#### Information provided ####

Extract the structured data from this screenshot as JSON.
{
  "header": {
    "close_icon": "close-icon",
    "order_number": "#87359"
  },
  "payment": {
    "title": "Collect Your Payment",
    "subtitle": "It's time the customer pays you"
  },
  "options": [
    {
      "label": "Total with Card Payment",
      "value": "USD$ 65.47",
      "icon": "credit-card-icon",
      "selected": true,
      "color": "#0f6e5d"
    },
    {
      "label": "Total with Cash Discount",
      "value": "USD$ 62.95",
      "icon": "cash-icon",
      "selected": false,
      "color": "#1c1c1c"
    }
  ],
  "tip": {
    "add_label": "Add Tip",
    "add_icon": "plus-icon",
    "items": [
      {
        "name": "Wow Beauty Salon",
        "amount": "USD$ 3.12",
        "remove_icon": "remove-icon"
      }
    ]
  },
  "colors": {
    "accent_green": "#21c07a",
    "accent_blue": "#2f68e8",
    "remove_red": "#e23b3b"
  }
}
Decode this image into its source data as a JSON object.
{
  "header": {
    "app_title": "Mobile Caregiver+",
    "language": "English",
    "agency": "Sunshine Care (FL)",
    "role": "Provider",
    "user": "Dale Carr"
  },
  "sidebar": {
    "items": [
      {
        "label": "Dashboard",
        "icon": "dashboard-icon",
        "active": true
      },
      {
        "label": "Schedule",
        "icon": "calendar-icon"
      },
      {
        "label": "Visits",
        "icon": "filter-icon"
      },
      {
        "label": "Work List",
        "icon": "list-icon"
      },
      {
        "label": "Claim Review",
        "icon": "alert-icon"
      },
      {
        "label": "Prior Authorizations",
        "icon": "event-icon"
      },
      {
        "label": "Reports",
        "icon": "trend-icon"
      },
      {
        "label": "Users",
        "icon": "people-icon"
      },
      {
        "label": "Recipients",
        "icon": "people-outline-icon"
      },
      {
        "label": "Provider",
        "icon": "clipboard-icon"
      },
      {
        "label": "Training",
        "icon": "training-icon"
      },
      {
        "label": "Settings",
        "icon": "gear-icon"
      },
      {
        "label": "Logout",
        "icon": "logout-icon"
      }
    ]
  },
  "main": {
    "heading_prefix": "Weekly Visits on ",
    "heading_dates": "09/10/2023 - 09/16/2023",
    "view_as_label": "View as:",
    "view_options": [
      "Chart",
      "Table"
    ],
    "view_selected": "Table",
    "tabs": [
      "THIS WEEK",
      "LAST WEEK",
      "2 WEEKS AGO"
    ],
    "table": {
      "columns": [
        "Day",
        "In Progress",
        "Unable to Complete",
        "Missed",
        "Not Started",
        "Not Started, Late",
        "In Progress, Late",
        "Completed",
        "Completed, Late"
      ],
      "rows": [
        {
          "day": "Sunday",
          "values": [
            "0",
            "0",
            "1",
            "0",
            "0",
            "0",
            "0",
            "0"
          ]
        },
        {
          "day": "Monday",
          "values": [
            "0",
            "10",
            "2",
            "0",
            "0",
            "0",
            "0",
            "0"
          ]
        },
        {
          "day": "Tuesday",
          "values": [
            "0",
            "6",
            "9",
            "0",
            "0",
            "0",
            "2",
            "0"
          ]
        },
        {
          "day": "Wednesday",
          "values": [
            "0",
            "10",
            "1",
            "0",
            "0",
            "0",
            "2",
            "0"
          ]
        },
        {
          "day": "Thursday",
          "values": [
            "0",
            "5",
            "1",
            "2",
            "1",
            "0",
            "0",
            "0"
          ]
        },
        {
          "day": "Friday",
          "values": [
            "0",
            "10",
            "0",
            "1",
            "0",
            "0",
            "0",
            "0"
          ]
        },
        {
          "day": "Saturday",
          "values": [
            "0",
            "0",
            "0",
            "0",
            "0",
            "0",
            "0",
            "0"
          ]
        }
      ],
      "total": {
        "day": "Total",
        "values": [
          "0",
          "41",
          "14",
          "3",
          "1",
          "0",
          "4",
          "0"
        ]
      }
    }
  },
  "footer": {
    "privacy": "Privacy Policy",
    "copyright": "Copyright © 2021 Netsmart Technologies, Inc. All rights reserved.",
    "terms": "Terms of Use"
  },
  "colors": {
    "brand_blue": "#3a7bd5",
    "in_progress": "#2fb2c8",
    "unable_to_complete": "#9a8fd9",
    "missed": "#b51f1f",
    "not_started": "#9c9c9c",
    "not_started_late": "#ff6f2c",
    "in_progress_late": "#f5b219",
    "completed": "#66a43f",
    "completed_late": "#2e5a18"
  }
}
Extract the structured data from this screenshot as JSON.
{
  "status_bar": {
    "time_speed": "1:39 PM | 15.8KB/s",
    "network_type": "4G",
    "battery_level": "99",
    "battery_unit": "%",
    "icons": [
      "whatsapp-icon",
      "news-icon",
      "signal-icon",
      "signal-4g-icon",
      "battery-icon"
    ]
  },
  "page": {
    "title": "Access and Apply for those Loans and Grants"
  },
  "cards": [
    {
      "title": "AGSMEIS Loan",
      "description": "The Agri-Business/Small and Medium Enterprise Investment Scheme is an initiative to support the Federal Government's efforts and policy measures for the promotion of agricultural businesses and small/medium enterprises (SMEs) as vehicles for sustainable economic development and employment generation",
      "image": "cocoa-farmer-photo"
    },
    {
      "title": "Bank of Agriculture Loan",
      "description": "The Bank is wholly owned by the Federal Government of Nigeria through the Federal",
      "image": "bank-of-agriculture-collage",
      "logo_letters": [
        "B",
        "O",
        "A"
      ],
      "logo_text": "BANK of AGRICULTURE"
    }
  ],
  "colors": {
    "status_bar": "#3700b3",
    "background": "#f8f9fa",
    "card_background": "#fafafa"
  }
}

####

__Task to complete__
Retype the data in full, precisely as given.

__Answer to the problem__
Extract the structured data from this screenshot as JSON.
{
  "header": {
    "close_icon": "close-icon",
    "order_number": "#87359"
  },
  "payment": {
    "title": "Collect Your Payment",
    "subtitle": "It's time the customer pays you"
  },
  "options": [
    {
      "label": "Total with Card Payment",
      "value": "USD$ 65.47",
      "icon": "credit-card-icon",
      "selected": true,
      "color": "#0f6e5d"
    },
    {
      "label": "Total with Cash Discount",
      "value": "USD$ 62.95",
      "icon": "cash-icon",
      "selected": false,
      "color": "#1c1c1c"
    }
  ],
  "tip": {
    "add_label": "Add Tip",
    "add_icon": "plus-icon",
    "items": [
      {
        "name": "Wow Beauty Salon",
        "amount": "USD$ 3.12",
        "remove_icon": "remove-icon"
      }
    ]
  },
  "colors": {
    "accent_green": "#21c07a",
    "accent_blue": "#2f68e8",
    "remove_red": "#e23b3b"
  }
}
Decode this image into its source data as a JSON object.
{
  "header": {
    "app_title": "Mobile Caregiver+",
    "language": "English",
    "agency": "Sunshine Care (FL)",
    "role": "Provider",
    "user": "Dale Carr"
  },
  "sidebar": {
    "items": [
      {
        "label": "Dashboard",
        "icon": "dashboard-icon",
        "active": true
      },
      {
        "label": "Schedule",
        "icon": "calendar-icon"
      },
      {
        "label": "Visits",
        "icon": "filter-icon"
      },
      {
        "label": "Work List",
        "icon": "list-icon"
      },
      {
        "label": "Claim Review",
        "icon": "alert-icon"
      },
      {
        "label": "Prior Authorizations",
        "icon": "event-icon"
      },
      {
        "label": "Reports",
        "icon": "trend-icon"
      },
      {
        "label": "Users",
        "icon": "people-icon"
      },
      {
        "label": "Recipients",
        "icon": "people-outline-icon"
      },
      {
        "label": "Provider",
        "icon": "clipboard-icon"
      },
      {
        "label": "Training",
        "icon": "training-icon"
      },
      {
        "label": "Settings",
        "icon": "gear-icon"
      },
      {
        "label": "Logout",
        "icon": "logout-icon"
      }
    ]
  },
  "main": {
    "heading_prefix": "Weekly Visits on ",
    "heading_dates": "09/10/2023 - 09/16/2023",
    "view_as_label": "View as:",
    "view_options": [
      "Chart",
      "Table"
    ],
    "view_selected": "Table",
    "tabs": [
      "THIS WEEK",
      "LAST WEEK",
      "2 WEEKS AGO"
    ],
    "table": {
      "columns": [
        "Day",
        "In Progress",
        "Unable to Complete",
        "Missed",
        "Not Started",
        "Not Started, Late",
        "In Progress, Late",
        "Completed",
        "Completed, Late"
      ],
      "rows": [
        {
          "day": "Sunday",
          "values": [
            "0",
            "0",
            "1",
            "0",
            "0",
            "0",
            "0",
            "0"
          ]
        },
        {
          "day": "Monday",
          "values": [
            "0",
            "10",
            "2",
            "0",
            "0",
            "0",
            "0",
            "0"
          ]
        },
        {
          "day": "Tuesday",
          "values": [
            "0",
            "6",
            "9",
            "0",
            "0",
            "0",
            "2",
            "0"
          ]
        },
        {
          "day": "Wednesday",
          "values": [
            "0",
            "10",
            "1",
            "0",
            "0",
            "0",
            "2",
            "0"
          ]
        },
        {
          "day": "Thursday",
          "values": [
            "0",
            "5",
            "1",
            "2",
            "1",
            "0",
            "0",
            "0"
          ]
        },
        {
          "day": "Friday",
          "values": [
            "0",
            "10",
            "0",
            "1",
            "0",
            "0",
            "0",
            "0"
          ]
        },
        {
          "day": "Saturday",
          "values": [
            "0",
            "0",
            "0",
            "0",
            "0",
            "0",
            "0",
            "0"
          ]
        }
      ],
      "total": {
        "day": "Total",
        "values": [
          "0",
          "41",
          "14",
          "3",
          "1",
          "0",
          "4",
          "0"
        ]
      }
    }
  },
  "footer": {
    "privacy": "Privacy Policy",
    "copyright": "Copyright © 2021 Netsmart Technologies, Inc. All rights reserved.",
    "terms": "Terms of Use"
  },
  "colors": {
    "brand_blue": "#3a7bd5",
    "in_progress": "#2fb2c8",
    "unable_to_complete": "#9a8fd9",
    "missed": "#b51f1f",
    "not_started": "#9c9c9c",
    "not_started_late": "#ff6f2c",
    "in_progress_late": "#f5b219",
    "completed": "#66a43f",
    "completed_late": "#2e5a18"
  }
}
Extract the structured data from this screenshot as JSON.
{
  "status_bar": {
    "time_speed": "1:39 PM | 15.8KB/s",
    "network_type": "4G",
    "battery_level": "99",
    "battery_unit": "%",
    "icons": [
      "whatsapp-icon",
      "news-icon",
      "signal-icon",
      "signal-4g-icon",
      "battery-icon"
    ]
  },
  "page": {
    "title": "Access and Apply for those Loans and Grants"
  },
  "cards": [
    {
      "title": "AGSMEIS Loan",
      "description": "The Agri-Business/Small and Medium Enterprise Investment Scheme is an initiative to support the Federal Government's efforts and policy measures for the promotion of agricultural businesses and small/medium enterprises (SMEs) as vehicles for sustainable economic development and employment generation",
      "image": "cocoa-farmer-photo"
    },
    {
      "title": "Bank of Agriculture Loan",
      "description": "The Bank is wholly owned by the Federal Government of Nigeria through the Federal",
      "image": "bank-of-agriculture-collage",
      "logo_letters": [
        "B",
        "O",
        "A"
      ],
      "logo_text": "BANK of AGRICULTURE"
    }
  ],
  "colors": {
    "status_bar": "#3700b3",
    "background": "#f8f9fa",
    "card_background": "#fafafa"
  }
}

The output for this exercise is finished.